Around 30,000 people took part in a silent march in Paris yesterday in memory of an 85-year-old Jewish Holocaust survivor who was brutally murdered in an antisemitic attack in her flat.

The leaders of several political parties joined the march for Mireille Knoll, whose body was found at the weekend. Mireille, who escaped the mass deportation of Jews from France during World War II by fleeing abroad, was stabbed 11 times and then burned when her flat was set on fire.

Two people have been charged with no further information from authorities at this stage. According to reports, Marielle had filed police complaints against a local resident who had threatened to burn her.
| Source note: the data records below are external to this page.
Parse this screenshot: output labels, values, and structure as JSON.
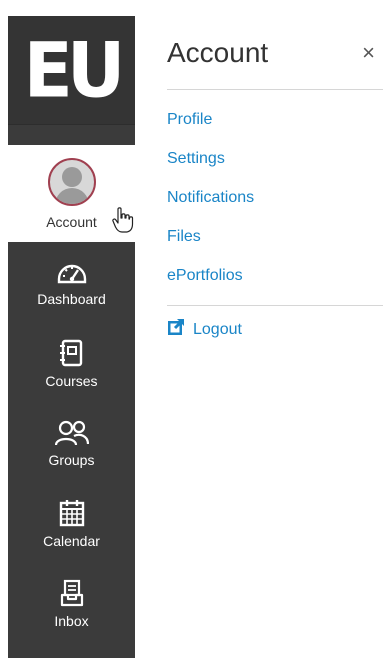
{
  "logo": {
    "text": "EU"
  },
  "nav": {
    "items": [
      {
        "label": "Account",
        "icon": "avatar",
        "active": true
      },
      {
        "label": "Dashboard",
        "icon": "dashboard-icon"
      },
      {
        "label": "Courses",
        "icon": "courses-icon"
      },
      {
        "label": "Groups",
        "icon": "groups-icon"
      },
      {
        "label": "Calendar",
        "icon": "calendar-icon"
      },
      {
        "label": "Inbox",
        "icon": "inbox-icon"
      }
    ]
  },
  "panel": {
    "title": "Account",
    "close_label": "×",
    "links": [
      {
        "label": "Profile"
      },
      {
        "label": "Settings"
      },
      {
        "label": "Notifications"
      },
      {
        "label": "Files"
      },
      {
        "label": "ePortfolios"
      }
    ],
    "logout_label": "Logout"
  },
  "colors": {
    "nav_bg": "#3b3b3b",
    "link": "#1a85c7",
    "avatar_border": "#a04050"
  }
}
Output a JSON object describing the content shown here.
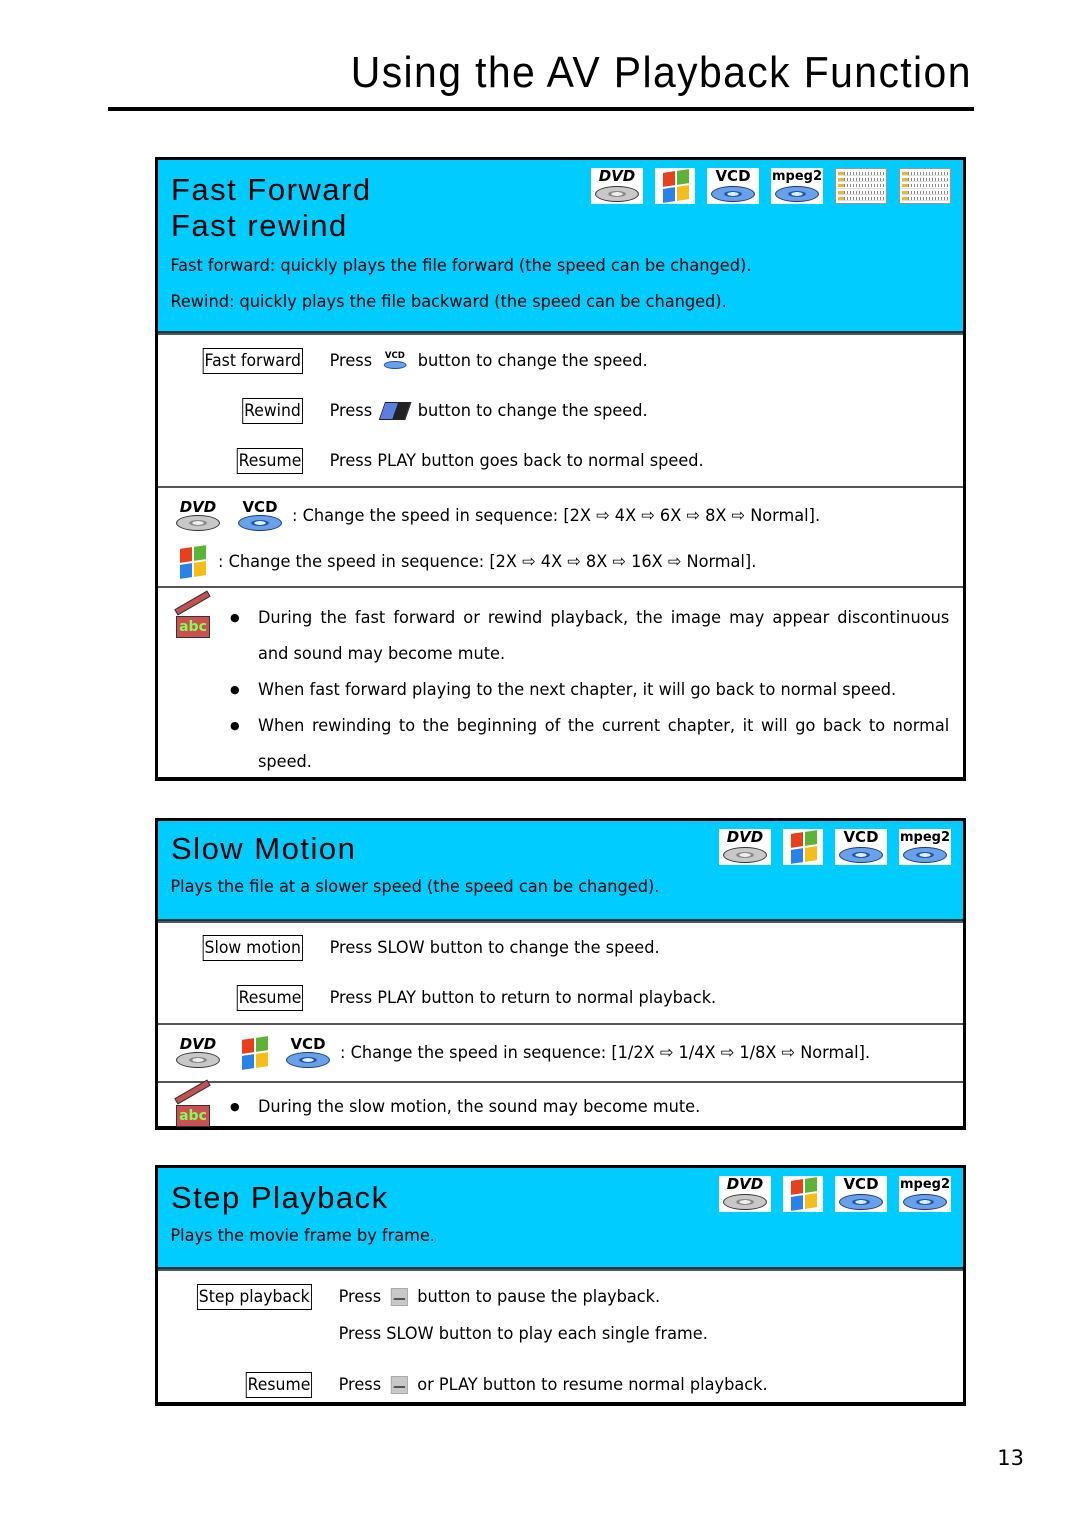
{
  "page": {
    "title": "Using the AV Playback Function",
    "number": "13",
    "accent_color": "#00ccff"
  },
  "format_badges": {
    "dvd": "DVD",
    "windows": "windows-media-icon",
    "vcd": "VCD",
    "mpeg2": "mpeg2"
  },
  "sections": {
    "fast": {
      "title_line1": "Fast Forward",
      "title_line2": "Fast rewind",
      "desc1": "Fast forward: quickly plays the file forward (the speed can be changed).",
      "desc2": "Rewind: quickly plays the file backward (the speed can be changed).",
      "badges": [
        "DVD",
        "windows-media",
        "VCD",
        "mpeg2",
        "file-list-1",
        "file-list-2"
      ],
      "rows": [
        {
          "key": "Fast forward",
          "pre": "Press",
          "icon": "vcd-forward-button-icon",
          "post": "button to change the speed."
        },
        {
          "key": "Rewind",
          "pre": "Press",
          "icon": "rewind-button-icon",
          "post": "button to change the speed."
        },
        {
          "key": "Resume",
          "text": "Press PLAY button goes back to normal speed."
        }
      ],
      "sequences": [
        {
          "formats": [
            "DVD",
            "VCD"
          ],
          "text": ": Change the speed in sequence: [2X ⇨ 4X ⇨ 6X ⇨ 8X ⇨ Normal]."
        },
        {
          "formats": [
            "windows-media"
          ],
          "text": ": Change the speed in sequence: [2X ⇨ 4X ⇨ 8X ⇨ 16X ⇨ Normal]."
        }
      ],
      "notes": [
        "During the fast forward or rewind playback, the image may appear discontinuous and sound may become mute.",
        "When fast forward playing to the next chapter, it will go back to normal speed.",
        "When rewinding to the beginning of the current chapter, it will go back to normal speed."
      ]
    },
    "slow": {
      "title": "Slow Motion",
      "desc": "Plays the file at a slower speed (the speed can be changed).",
      "badges": [
        "DVD",
        "windows-media",
        "VCD",
        "mpeg2"
      ],
      "rows": [
        {
          "key": "Slow motion",
          "text": "Press SLOW button to change the speed."
        },
        {
          "key": "Resume",
          "text": "Press PLAY button to return to normal playback."
        }
      ],
      "sequence": {
        "formats": [
          "DVD",
          "windows-media",
          "VCD"
        ],
        "text": ": Change the speed in sequence: [1/2X ⇨ 1/4X ⇨ 1/8X ⇨ Normal]."
      },
      "notes": [
        "During the slow motion, the sound may become mute."
      ]
    },
    "step": {
      "title": "Step Playback",
      "desc": "Plays the movie frame by frame.",
      "badges": [
        "DVD",
        "windows-media",
        "VCD",
        "mpeg2"
      ],
      "rows": [
        {
          "key": "Step playback",
          "pre": "Press",
          "icon": "pause-button-icon",
          "post": "button to pause the playback."
        },
        {
          "key": "",
          "text": "Press SLOW button to play each single frame."
        },
        {
          "key": "Resume",
          "pre": "Press",
          "icon": "pause-button-icon",
          "post": "or PLAY button to resume normal playback."
        }
      ]
    }
  }
}
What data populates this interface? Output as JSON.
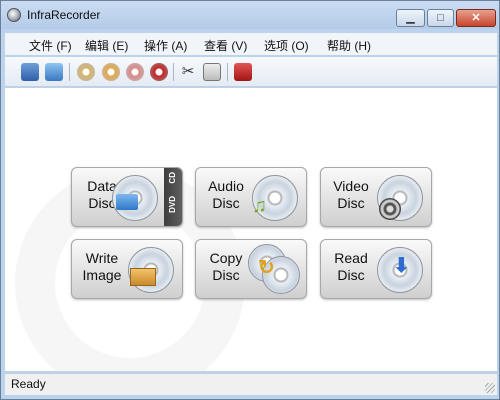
{
  "window": {
    "title": "InfraRecorder"
  },
  "menu": {
    "items": [
      {
        "label": "文件 (F)"
      },
      {
        "label": "编辑 (E)"
      },
      {
        "label": "操作 (A)"
      },
      {
        "label": "查看 (V)"
      },
      {
        "label": "选项 (O)"
      },
      {
        "label": "帮助 (H)"
      }
    ]
  },
  "toolbar": {
    "icons": [
      "save-icon",
      "open-icon",
      "burn-icon",
      "copy-icon",
      "erase-icon",
      "record-icon",
      "cut-icon",
      "print-icon",
      "exit-icon"
    ]
  },
  "actions": [
    {
      "label": "Data\nDisc",
      "icon": "data-disc-icon",
      "badge_top": "CD",
      "badge_bottom": "DVD"
    },
    {
      "label": "Audio\nDisc",
      "icon": "audio-disc-icon"
    },
    {
      "label": "Video\nDisc",
      "icon": "video-disc-icon"
    },
    {
      "label": "Write\nImage",
      "icon": "write-image-icon"
    },
    {
      "label": "Copy\nDisc",
      "icon": "copy-disc-icon"
    },
    {
      "label": "Read\nDisc",
      "icon": "read-disc-icon"
    }
  ],
  "status": {
    "text": "Ready"
  },
  "colors": {
    "titlebar": "#bcd3ee",
    "close_button": "#c7452d",
    "accent": "#2f6ad0"
  }
}
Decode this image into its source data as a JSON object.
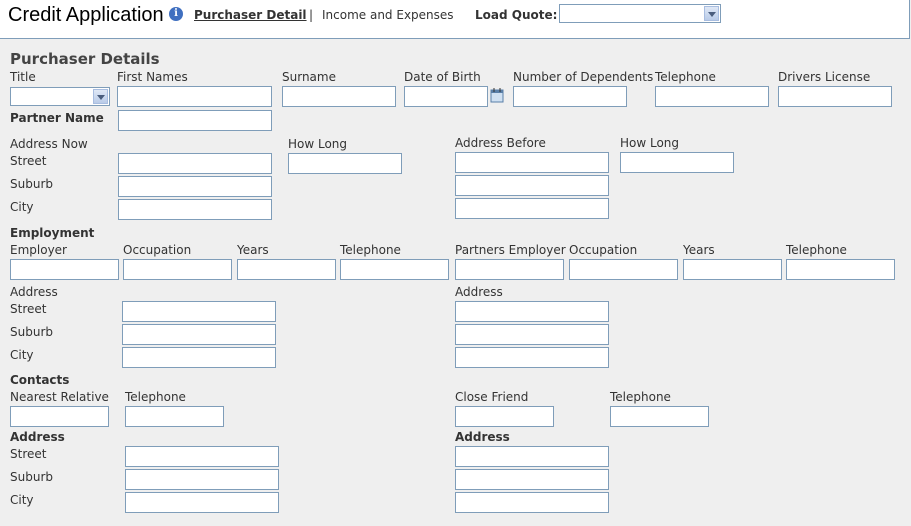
{
  "header": {
    "title": "Credit Application",
    "info_icon": "i",
    "nav_active": "Purchaser Detail",
    "nav_sep": "|",
    "nav_other": "Income and Expenses",
    "load_quote_label": "Load Quote:"
  },
  "purchaser": {
    "heading": "Purchaser Details",
    "labels": {
      "title": "Title",
      "first_names": "First Names",
      "surname": "Surname",
      "dob": "Date of Birth",
      "dependents": "Number of Dependents",
      "telephone": "Telephone",
      "license": "Drivers License",
      "partner_name": "Partner Name"
    }
  },
  "address": {
    "now": "Address Now",
    "how_long": "How Long",
    "before": "Address Before",
    "how_long2": "How Long",
    "street": "Street",
    "suburb": "Suburb",
    "city": "City"
  },
  "employment": {
    "heading": "Employment",
    "employer": "Employer",
    "occupation": "Occupation",
    "years": "Years",
    "telephone": "Telephone",
    "partners_employer": "Partners Employer",
    "occupation2": "Occupation",
    "years2": "Years",
    "telephone2": "Telephone",
    "address": "Address",
    "address2": "Address",
    "street": "Street",
    "suburb": "Suburb",
    "city": "City"
  },
  "contacts": {
    "heading": "Contacts",
    "nearest_relative": "Nearest Relative",
    "telephone": "Telephone",
    "close_friend": "Close Friend",
    "telephone2": "Telephone",
    "address": "Address",
    "address2": "Address",
    "street": "Street",
    "suburb": "Suburb",
    "city": "City"
  }
}
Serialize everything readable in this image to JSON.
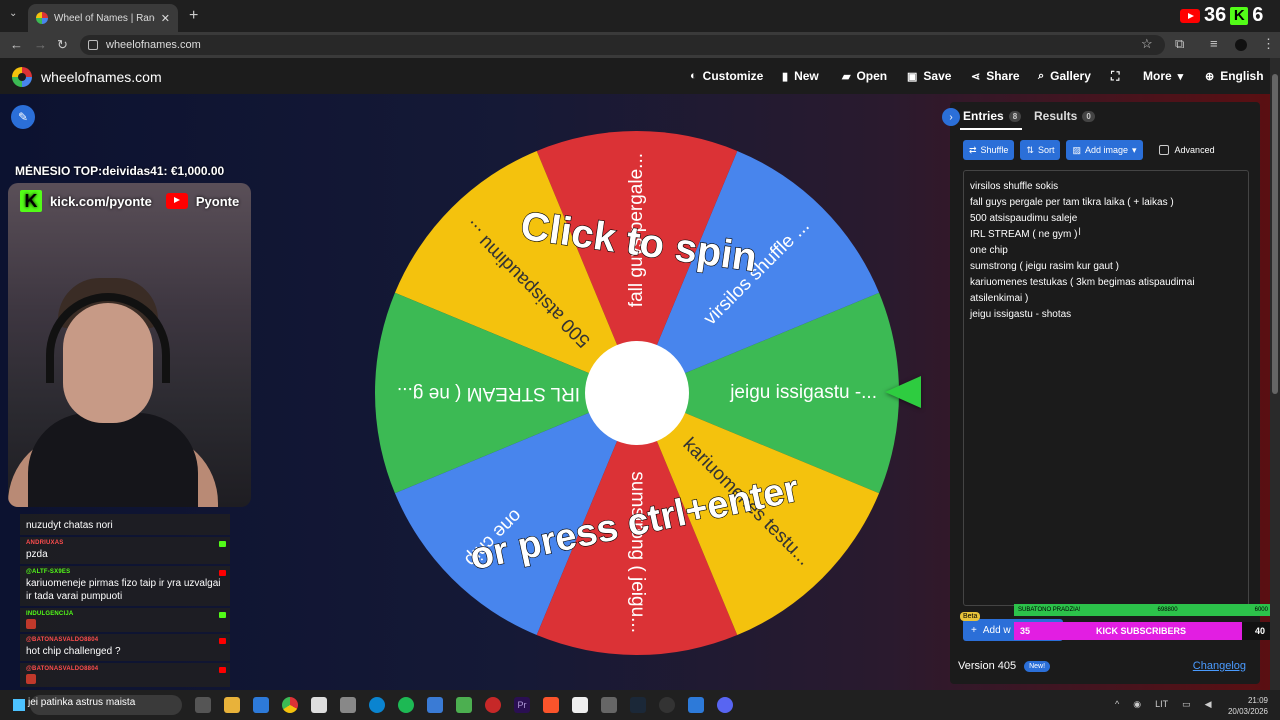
{
  "browser": {
    "tab_title": "Wheel of Names | Random nam",
    "url": "wheelofnames.com"
  },
  "stream_counters": {
    "youtube_count": "36",
    "kick_count": "6"
  },
  "site": {
    "brand": "wheelofnames.com",
    "menu": {
      "customize": "Customize",
      "new": "New",
      "open": "Open",
      "save": "Save",
      "share": "Share",
      "gallery": "Gallery",
      "more": "More",
      "language": "English"
    }
  },
  "overlay": {
    "top_banner": "MĖNESIO TOP:deividas41: €1,000.00",
    "kick_url": "kick.com/pyonte",
    "youtube_name": "Pyonte"
  },
  "chat": [
    {
      "user": "",
      "text": "nuzudyt chatas nori",
      "user_color": "#ffffff",
      "platform": ""
    },
    {
      "user": "ANDRIUXAS",
      "text": "pzda",
      "user_color": "#ff4d4d",
      "platform": "kick"
    },
    {
      "user": "@ALTF-SX9ES",
      "text": "kariuomeneje pirmas fizo taip ir yra uzvalgai ir tada varai pumpuoti",
      "user_color": "#53fc18",
      "platform": "youtube"
    },
    {
      "user": "INDULGENCIJA",
      "text": "",
      "user_color": "#53fc18",
      "platform": "kick"
    },
    {
      "user": "@BATONASVALDO8804",
      "text": "hot chip challenged ?",
      "user_color": "#ff4d4d",
      "platform": "youtube"
    },
    {
      "user": "@BATONASVALDO8804",
      "text": "",
      "user_color": "#ff4d4d",
      "platform": "youtube"
    }
  ],
  "taskbar_chat_text": "jei patinka astrus maista",
  "wheel": {
    "center_text_top": "Click to spin",
    "center_text_bottom": "or press ctrl+enter",
    "segments": [
      {
        "label": "jeigu issigastu -...",
        "color": "#3cba54"
      },
      {
        "label": "virsilos shuffle ...",
        "color": "#4885ed"
      },
      {
        "label": "fall guys pergale...",
        "color": "#db3236"
      },
      {
        "label": "500 atsispaudimu ...",
        "color": "#f4c20d"
      },
      {
        "label": "IRL STREAM ( ne g...",
        "color": "#3cba54"
      },
      {
        "label": "one chip",
        "color": "#4885ed"
      },
      {
        "label": "sumstrong ( jeigu...",
        "color": "#db3236"
      },
      {
        "label": "kariuomenes testu...",
        "color": "#f4c20d"
      }
    ]
  },
  "panel": {
    "tab_entries": "Entries",
    "entries_count": "8",
    "tab_results": "Results",
    "results_count": "0",
    "shuffle": "Shuffle",
    "sort": "Sort",
    "add_image": "Add image",
    "advanced": "Advanced",
    "entries": [
      "virsilos shuffle sokis",
      "fall guys pergale per tam tikra laika ( + laikas )",
      "500 atsispaudimu saleje",
      "IRL STREAM ( ne gym )",
      "one chip",
      "sumstrong ( jeigu rasim kur gaut )",
      "kariuomenes testukas ( 3km begimas atispaudimai atsilenkimai )",
      "jeigu issigastu - shotas"
    ],
    "beta": "Beta",
    "add_button": "Add w",
    "version": "Version 405",
    "new_badge": "New!",
    "changelog": "Changelog"
  },
  "sub_goal": {
    "label": "SUBATONO PRADZIA!",
    "mid": "698800",
    "right": "6000",
    "sub_left": "35",
    "sub_label": "KICK SUBSCRIBERS",
    "sub_right": "40",
    "progress": 0.875
  },
  "tray": {
    "lang": "LIT",
    "time": "21:09",
    "date": "20/03/2026"
  }
}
Community leaders carrying white roses and politicians wearing their official sashes led the march from Place de la Nation to Kroll’s apartment building in the east of the capital.

One woman carrying a rose who gave her name as Annie said she had come to make a stand “for peace” and “against the savagery of barbaric people who are no longer human beings”.

Interior Minister Gerard Collomb and Culture Minister Francoise Nyssen were part of a large government contingent.

“In France, grandmothers are killed for being Jewish,” read one of the placards held aloft by participants.

Another sign listed Marielle alongside policeman Arnaud Beltrame and the three other victims of last week’s jihadist attack in southwest France, suggesting she too was targeted by radical Islamists.
peaking to BFM television from the scene, rabbi and writer Delphine Horvilleur, said that many in the Jewish community had felt a lack of empathy until now among the wider French population about the threat they faced.

“Today there was a need to feel that we are all together,” she said.

A vigil was also held in Jerusalem, where around 80 people, mostly French immigrants, gathered at Paris Square to light candles in Knoll’s memory.

The organiser of the vigil, Sabrina Moise, said that while she “loves France” she felt it was “no longer safe for Jews because of galloping anti-Semitism.”

Other gatherings took part across France including at Strasbourg, Lyon, Nantes, Bordeaux and Toulouse with the largest in Marseilles attracting around 800 people.
managed to escape the notorious 1942 roundup of more than 13,000 Jews in Paris by fleeing with her mother to Portugal when she was nine.

After the war she returned to the French capital and married a Holocaust survivor, who died in the early 2000s.

“What the Nazis were unable to do, criminals, thugs have done with the same hatred,” Haim Korsia, the chief rabbi of Paris, told AFP.

Her death comes a year after an Orthodox Jewish woman in her sixties was thrown out of the window of her Paris flat by a neighbour shouting “Allahu Akhbar”.

A judge confirmed just last month that the April 2017 murder of Sarah Halimi was motivated by anti-Semitism, a delay that rightly drew criticism from many Jewish groups.

Halimi’s murder reignited the debate over a new strain of anti-Semitism among radicalised Muslim youths in predominantly immigrant high-rise neighbourhoods.